The Institute of Physical Chemistry of the Polish Academy of Sciences (http://www.ichf.edu.pl/) was established in 1955 as one of the first chemical institutes of the PAS. The Institute's scientific profile is strongly related to the newest global trends in the development of physical chemistry and chemical physics. Scientific research is conducted in nine scientific departments. CHEMIPAN R&D Laboratories, operating as part of the Institute, implement, produce and commercialise specialist chemicals to be used, in particular, in agriculture and pharmaceutical industry. The Institute publishes approximately 200 original research papers annually
Dr. Iwona Flis-Kabulska | EurekAlert!
A Map of the Cell’s Power Station
18.08.2017 | Albert-Ludwigs-Universität Freiburg im Breisgau
On the way to developing a new active ingredient against chronic infections
18.08.2017 | Deutsches Zentrum für Infektionsforschung
Whether you call it effervescent, fizzy, or sparkling, carbonated water is making a comeback as a beverage. Aside from quenching thirst, researchers at the University of Illinois at Urbana-Champaign have discovered a new use for these "bubbly" concoctions that will have major impact on the manufacturer of the world's thinnest, flattest, and one most useful materials -- graphene.
As graphene's popularity grows as an advanced "wonder" material, the speed and quality at which it can be manufactured will be paramount. With that in mind,...
Physicists at the University of Bonn have managed to create optical hollows and more complex patterns into which the light of a Bose-Einstein condensate flows. The creation of such highly low-loss structures for light is a prerequisite for complex light circuits, such as for quantum information processing for a new generation of computers. The researchers are now presenting their results in the journal Nature Photonics.

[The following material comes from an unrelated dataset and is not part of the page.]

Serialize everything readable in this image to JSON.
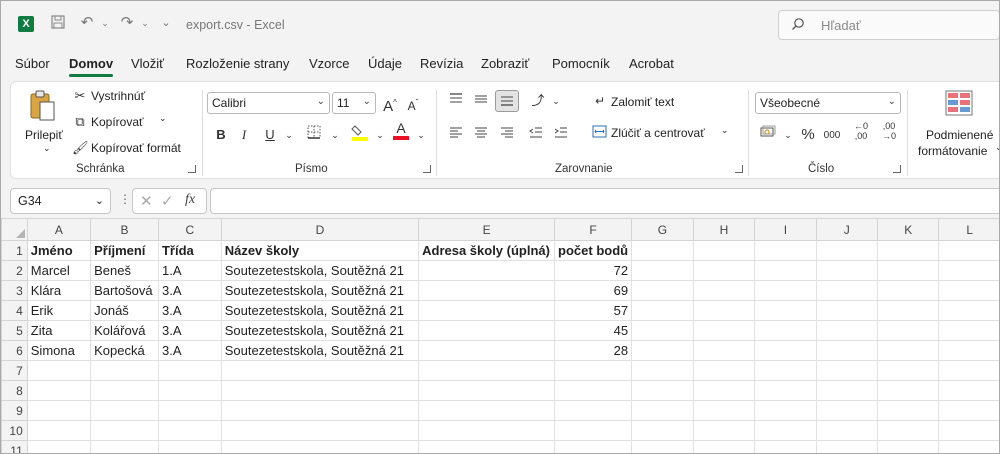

Light particles (photons) occur as tiny, indivisible portions. Many thousands of these light portions can be merged to form a single super-photon if they are...
For the first time, scientists have shown that circular RNA is linked to brain function. When a RNA molecule called Cdr1as was deleted from the genome of mice, the animals had problems filtering out unnecessary information – like patients suffering from neuropsychiatric disorders.
While hundreds of circular RNAs (circRNAs) are abundant in mammalian brains, one big question has remained unanswered: What are they actually good for? In the...
An experimental small satellite has successfully collected and delivered data on a key measurement for predicting changes in Earth's climate.
The Radiometer Assessment using Vertically Aligned Nanotubes (RAVAN) CubeSat was launched into low-Earth orbit on Nov. 11, 2016, in order to test new...
A study led by scientists of the Max Planck Institute for the Structure and Dynamics of Matter (MPSD) at the Center for Free-Electron Laser Science in Hamburg presents evidence of the coexistence of superconductivity and “charge-density-waves” in compounds of the poorly-studied family of bismuthates. This observation opens up new perspectives for a deeper understanding of the phenomenon of high-temperature superconductivity, a topic which is at the core of condensed matter research since more than 30 years. The paper by Nicoletti et al has been published in the PNAS.
Since the beginning of the 20th century, superconductivity had been observed in some metals at temperatures only a few degrees above the absolute zero (minus...
16.08.2017 | Event News
04.08.2017 | Event News
26.07.2017 | Event News
18.08.2017 | Life Sciences
18.08.2017 | Physics and Astronomy
18.08.2017 | Materials Sciences